Australia has a moribund entrepreneurial class which has not shaken off the effects of our long historyof guaranteed profit under protection. It sees business as predominantly an activity based around asset speculation.
In the mid-1980s, this class was given unprecedented opportunities to use the higher profits from the Accord-motivated income redistribution, lower corporate taxation and a depreciated dollar to increase productivity and per capita income.[Note: the Accord was the Federal government wages policy which engineered real wage cuts for several years in the 1980s on the pretext that the capitalists would use the redistributed profits to create more employment and, ultimately, real wages growth. The unions became totally compromised by their association to the Labor government and this period, arguably, started the demise of the union movement. They had become co-opted to the neo-liberal agenda]
The funds were largely squandered in share and property transactions. This necessitated higher interest rates to moderate the economy to bring the external debt into manageable proportions. The debt was largely a legacy of the private-sector binge. The slower economy has led to the budget deterioration.[Comment: original draft wrote the third last sentence in this way]:
[Note: to avoid stirring erroneous claims I now never refer to a rising budget deficit as a “deterioration”. In 1993, I was using the term in the common parlance which I now consider to be misleading and focuses the discussion on the wrong thing]
Given that the Federal government became increasingly resistent to using fiscal policy, the RBA considered it necessary to increase interest rates to moderate the economy to bring the external debt into manageable proportions. Monetary policy is a blunt instrument and the long time lags involved introduce a bias to increasing rates too far and holding them at those levels for too long.
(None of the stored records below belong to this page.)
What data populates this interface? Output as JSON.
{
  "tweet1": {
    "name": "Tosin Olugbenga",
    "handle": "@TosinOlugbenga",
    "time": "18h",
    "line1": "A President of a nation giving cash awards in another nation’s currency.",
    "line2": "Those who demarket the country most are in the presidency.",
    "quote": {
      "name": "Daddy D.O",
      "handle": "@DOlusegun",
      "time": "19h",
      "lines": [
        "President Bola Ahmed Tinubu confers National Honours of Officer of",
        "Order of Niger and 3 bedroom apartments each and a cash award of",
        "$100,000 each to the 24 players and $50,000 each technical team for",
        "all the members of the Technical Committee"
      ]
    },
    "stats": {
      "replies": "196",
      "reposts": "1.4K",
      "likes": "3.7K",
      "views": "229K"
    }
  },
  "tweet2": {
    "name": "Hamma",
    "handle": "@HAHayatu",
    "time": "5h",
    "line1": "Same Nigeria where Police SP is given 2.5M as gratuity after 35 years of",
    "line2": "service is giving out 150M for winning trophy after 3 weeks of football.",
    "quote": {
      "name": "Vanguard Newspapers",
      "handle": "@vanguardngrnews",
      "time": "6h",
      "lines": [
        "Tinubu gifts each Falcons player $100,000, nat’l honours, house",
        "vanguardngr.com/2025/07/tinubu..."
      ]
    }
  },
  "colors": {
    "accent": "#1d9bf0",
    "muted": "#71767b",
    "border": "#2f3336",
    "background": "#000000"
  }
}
Once again, with low inflation and extremely modest wages growth, corporate profits are booming, but there are insignificant levels of private capital formation. There is always an excuse. Too much regulation here, too many restrictive costs there. Yet we forget that two of the most regulated and highest taxing economies (Germany and Japan) dominate the world.[Note: by this time Japan was wallowing in the immediate aftermath of the asset price bubble]
The unfortunate truth for all of us, and especially the poor and disadvantaged, is that we ultimately rely on private investment for employment and prosperity. That is the old problem of capitalism, and no matter how sophisticated the disguise over the class structure, it will not disappear.
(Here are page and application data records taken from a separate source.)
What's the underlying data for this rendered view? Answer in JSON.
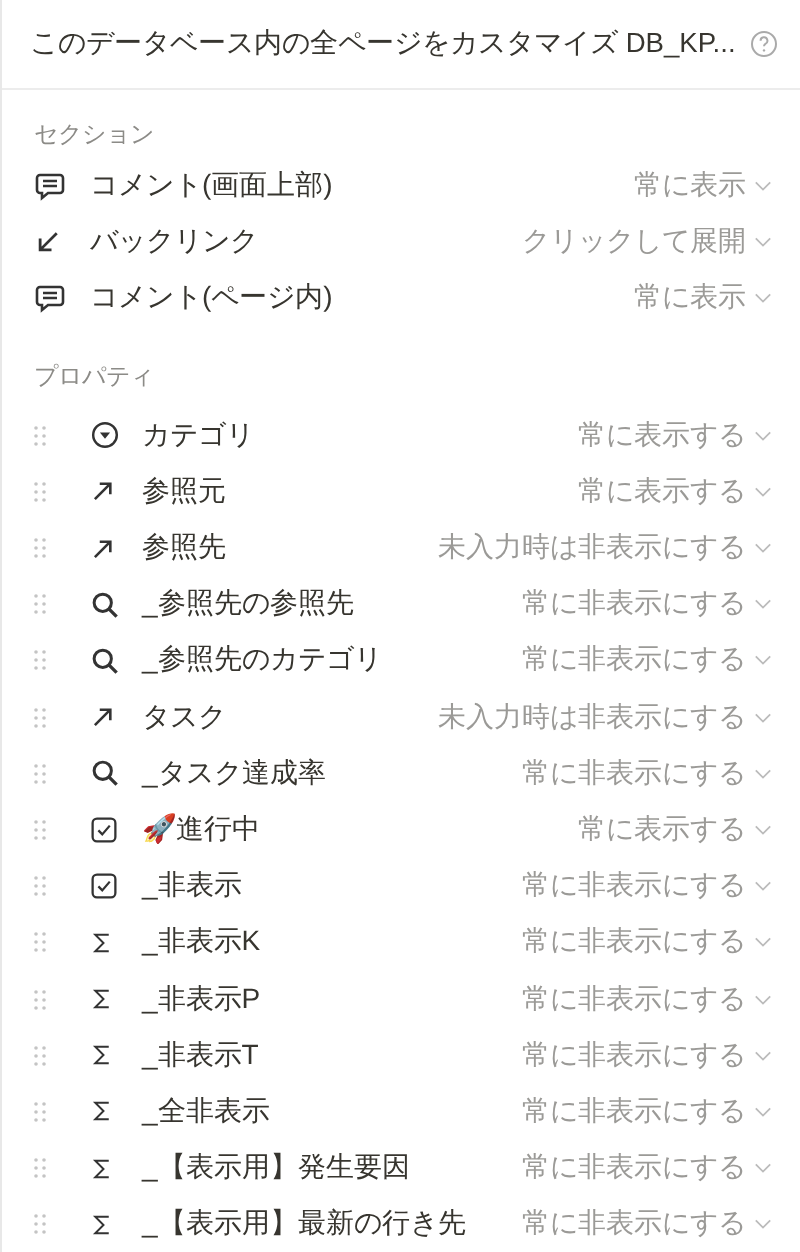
{
  "header": {
    "title": "このデータベース内の全ページをカスタマイズ DB_KP..."
  },
  "sections": {
    "label": "セクション",
    "items": [
      {
        "kind": "comment",
        "name": "コメント(画面上部)",
        "visibility": "常に表示"
      },
      {
        "kind": "backlink",
        "name": "バックリンク",
        "visibility": "クリックして展開"
      },
      {
        "kind": "comment",
        "name": "コメント(ページ内)",
        "visibility": "常に表示"
      }
    ]
  },
  "properties": {
    "label": "プロパティ",
    "items": [
      {
        "kind": "select",
        "name": "カテゴリ",
        "visibility": "常に表示する"
      },
      {
        "kind": "relation",
        "name": "参照元",
        "visibility": "常に表示する"
      },
      {
        "kind": "relation",
        "name": "参照先",
        "visibility": "未入力時は非表示にする"
      },
      {
        "kind": "rollup",
        "name": "_参照先の参照先",
        "visibility": "常に非表示にする"
      },
      {
        "kind": "rollup",
        "name": "_参照先のカテゴリ",
        "visibility": "常に非表示にする"
      },
      {
        "kind": "relation",
        "name": "タスク",
        "visibility": "未入力時は非表示にする"
      },
      {
        "kind": "rollup",
        "name": "_タスク達成率",
        "visibility": "常に非表示にする"
      },
      {
        "kind": "checkbox",
        "name": "🚀進行中",
        "visibility": "常に表示する"
      },
      {
        "kind": "checkbox",
        "name": "_非表示",
        "visibility": "常に非表示にする"
      },
      {
        "kind": "formula",
        "name": "_非表示K",
        "visibility": "常に非表示にする"
      },
      {
        "kind": "formula",
        "name": "_非表示P",
        "visibility": "常に非表示にする"
      },
      {
        "kind": "formula",
        "name": "_非表示T",
        "visibility": "常に非表示にする"
      },
      {
        "kind": "formula",
        "name": "_全非表示",
        "visibility": "常に非表示にする"
      },
      {
        "kind": "formula",
        "name": "_【表示用】発生要因",
        "visibility": "常に非表示にする"
      },
      {
        "kind": "formula",
        "name": "_【表示用】最新の行き先",
        "visibility": "常に非表示にする"
      }
    ]
  }
}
The budget deficit is just another smokescreen which capitalists and their agents use to obscure their own failings.[END OF 1993 ARTICLE]
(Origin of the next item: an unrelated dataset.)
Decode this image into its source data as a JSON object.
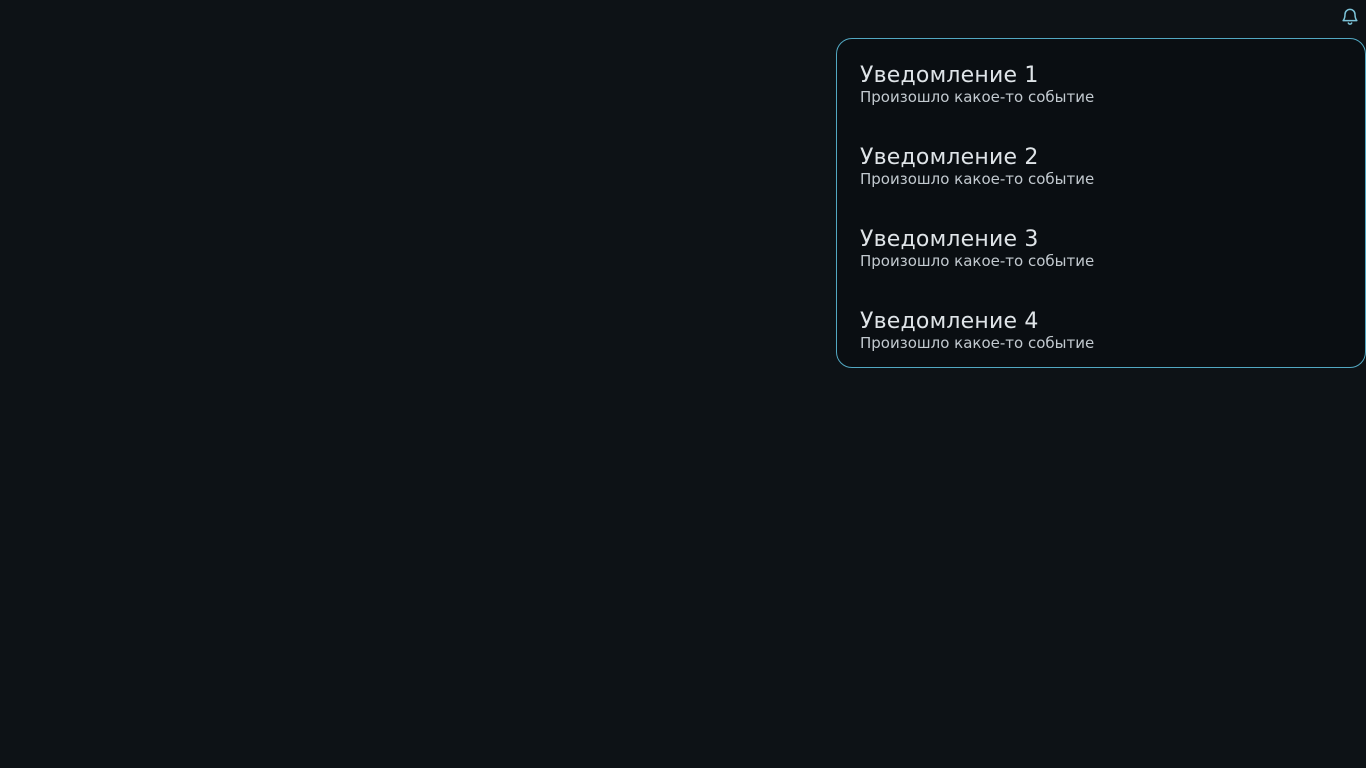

There were many smaller edits – a word or two here or there – but the final draft was not that much different to the penultimate draft that I had to cut to get within the word limit.
At the time I had not gained the position of professor (I was a lecturer).
I consider the arguments used in that article remain applicable and I wouldn’t have written it much differently.
What followed – during the rest of the 1990s – was an acceleration in the neo-liberal deregulation and the massive accumulation of private debts. The financial sector that I had identified as the problem in this article became a much larger problem and has delivered the death knell to that method of organising the monetary system.
The problem now is that it is taking a long time for the population to work through all the narratives to reach that inevitable conclusion. Meanwhile, the lying politicians remain in charge and co-opted by the elite lobbies that are dominated by the financial sector interests.
It took 30 odd years to create this mess and it will take a fair time to get out of it.
My current role is – as I considered in then – to provide the analytical case to reject the mainstream approach. And to just keep pushing down that road!
You might conclude that I have been bashing my head against the brick wall for all of my career and you would be pretty right. Some time I will stop!
The Saturday Quiz will be back sometime tomorrow – even harder than last week!
That is enough for today!